The FBI calls ransomware "a prevalent, increasing threat." One recent campaign earned at least $325 million in global profits, while U.S. victims tell the FBI they paid $24 million in ransoms in 2015. And attackers are plowing profits back into improving their malicious code.
Although relatively few carriers offer cyber insurance, buyers can negotiate favorable terms when purchasing policies, say Experian's Michael Bruemmer and NetDiligence's Mark Greisiger, who explain why in this interview.
Hackers stole $100 million from the Bangladesh Bank after apparently obtaining payment-transfer codes and moving the money overseas in what experts say appears to be one of the largest bank heists in history.
Because of growing cybersecurity concerns, CISOs in the financial sector finally are getting more time with their boards of directors and more direct interaction with senior executives, says John Carlson, chief of staff at the Financial Services Information Sharing and Analysis Center.
The Internal Revenue Service has temporarily deactivated an online PIN-retrieval tool meant to prevent stolen Social Security numbers from being used to file fraudulent returns after finding that hackers had successfully subverted the system.
The big-name breaches have made us all sensitive to the loss of personal and competitive data. But are we overlooking the real risks? Shawn Henry of CrowdStrike offers insight on how we need to evolve our core defenses.
Blockchain technology used by bitcoin and other cryptocurrencies offers opportunities for enhanced authentication and ID management, as well as cross-border money remittances, says Ben Knieff of the consultancy Aite. But he contends it's not clear that the technology could play a role in faster payments.
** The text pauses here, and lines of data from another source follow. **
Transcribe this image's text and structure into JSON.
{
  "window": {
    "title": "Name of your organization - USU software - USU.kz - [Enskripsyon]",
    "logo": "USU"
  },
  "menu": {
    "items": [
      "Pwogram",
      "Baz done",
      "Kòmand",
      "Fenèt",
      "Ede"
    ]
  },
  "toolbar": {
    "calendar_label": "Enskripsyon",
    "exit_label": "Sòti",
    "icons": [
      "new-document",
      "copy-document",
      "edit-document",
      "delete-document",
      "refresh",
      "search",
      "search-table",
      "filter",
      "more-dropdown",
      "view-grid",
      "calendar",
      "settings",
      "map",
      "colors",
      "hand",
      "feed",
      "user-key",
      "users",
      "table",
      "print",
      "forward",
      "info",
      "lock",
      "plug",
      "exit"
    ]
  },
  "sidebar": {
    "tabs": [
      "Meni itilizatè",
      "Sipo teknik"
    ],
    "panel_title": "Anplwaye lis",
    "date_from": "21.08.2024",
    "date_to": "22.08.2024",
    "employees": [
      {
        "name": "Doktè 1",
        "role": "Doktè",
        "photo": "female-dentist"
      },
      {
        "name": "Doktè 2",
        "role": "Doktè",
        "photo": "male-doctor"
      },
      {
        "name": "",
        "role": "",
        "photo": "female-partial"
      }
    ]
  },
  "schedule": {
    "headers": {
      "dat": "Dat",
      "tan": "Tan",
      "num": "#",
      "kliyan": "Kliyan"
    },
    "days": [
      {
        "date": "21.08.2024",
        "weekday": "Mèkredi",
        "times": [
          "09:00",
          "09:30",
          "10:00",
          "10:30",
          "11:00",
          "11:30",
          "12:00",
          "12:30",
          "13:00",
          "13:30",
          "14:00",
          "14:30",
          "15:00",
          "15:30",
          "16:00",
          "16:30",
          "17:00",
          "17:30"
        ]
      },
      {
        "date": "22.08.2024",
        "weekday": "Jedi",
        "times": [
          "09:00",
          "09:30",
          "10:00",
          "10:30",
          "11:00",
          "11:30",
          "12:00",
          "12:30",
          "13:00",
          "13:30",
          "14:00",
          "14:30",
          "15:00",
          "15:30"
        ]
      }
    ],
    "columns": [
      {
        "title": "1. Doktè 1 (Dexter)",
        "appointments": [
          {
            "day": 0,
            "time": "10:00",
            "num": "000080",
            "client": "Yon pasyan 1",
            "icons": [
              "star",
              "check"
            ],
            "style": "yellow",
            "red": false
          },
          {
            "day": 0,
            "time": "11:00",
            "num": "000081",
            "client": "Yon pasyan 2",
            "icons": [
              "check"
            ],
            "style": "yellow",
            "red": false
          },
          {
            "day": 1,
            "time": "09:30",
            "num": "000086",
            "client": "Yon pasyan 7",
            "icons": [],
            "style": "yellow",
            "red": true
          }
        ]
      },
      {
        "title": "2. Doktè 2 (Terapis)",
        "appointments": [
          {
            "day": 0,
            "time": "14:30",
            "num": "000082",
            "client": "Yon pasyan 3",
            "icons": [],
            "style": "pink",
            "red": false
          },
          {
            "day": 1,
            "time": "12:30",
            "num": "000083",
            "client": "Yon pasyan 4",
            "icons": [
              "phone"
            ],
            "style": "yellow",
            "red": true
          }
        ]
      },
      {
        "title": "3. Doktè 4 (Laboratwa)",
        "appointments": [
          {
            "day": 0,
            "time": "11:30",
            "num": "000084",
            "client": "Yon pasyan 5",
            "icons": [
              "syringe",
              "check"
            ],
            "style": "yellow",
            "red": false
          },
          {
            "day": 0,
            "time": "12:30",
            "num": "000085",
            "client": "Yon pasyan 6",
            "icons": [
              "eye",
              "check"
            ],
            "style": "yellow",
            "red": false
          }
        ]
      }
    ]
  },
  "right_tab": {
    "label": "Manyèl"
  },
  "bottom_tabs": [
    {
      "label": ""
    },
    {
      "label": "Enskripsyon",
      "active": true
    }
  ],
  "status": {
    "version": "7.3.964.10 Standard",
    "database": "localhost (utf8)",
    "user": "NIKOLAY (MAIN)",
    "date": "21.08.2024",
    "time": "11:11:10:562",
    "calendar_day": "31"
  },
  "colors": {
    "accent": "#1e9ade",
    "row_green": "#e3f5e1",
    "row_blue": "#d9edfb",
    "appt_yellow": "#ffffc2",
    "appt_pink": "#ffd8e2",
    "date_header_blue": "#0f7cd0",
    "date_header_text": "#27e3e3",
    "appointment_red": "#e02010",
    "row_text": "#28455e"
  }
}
Spear phishing, well-crafted socially engineered wire-transfer schemes and mobile-app overlay attacks will continue to escalate, which is why anti-phishing education is becoming increasingly critical, Dave Jevans of the Anti-Phishing Working Group says in this video interview.
The Justice Department's appeal of a court order that the government can't compel Apple to unlock an iPhone used by an accused drug dealer is significant because it sets in motion a process that could lead to a Supreme Court ruling on whether mobile device makers must give law enforcement an encryption backdoor.
An estimated half of all ransomware infection victims give in to criminals' ransom demands, thus enticing attackers to refine and continue their campaigns, warns Intel Security's Raj Samani in this video interview.
Webroot has just released its 2016 edition of its annual threat brief. In an exclusive interview, Michael Malloy, executive vice president of products and strategy, discusses the report and how its key findings will likely play out in the year ahead.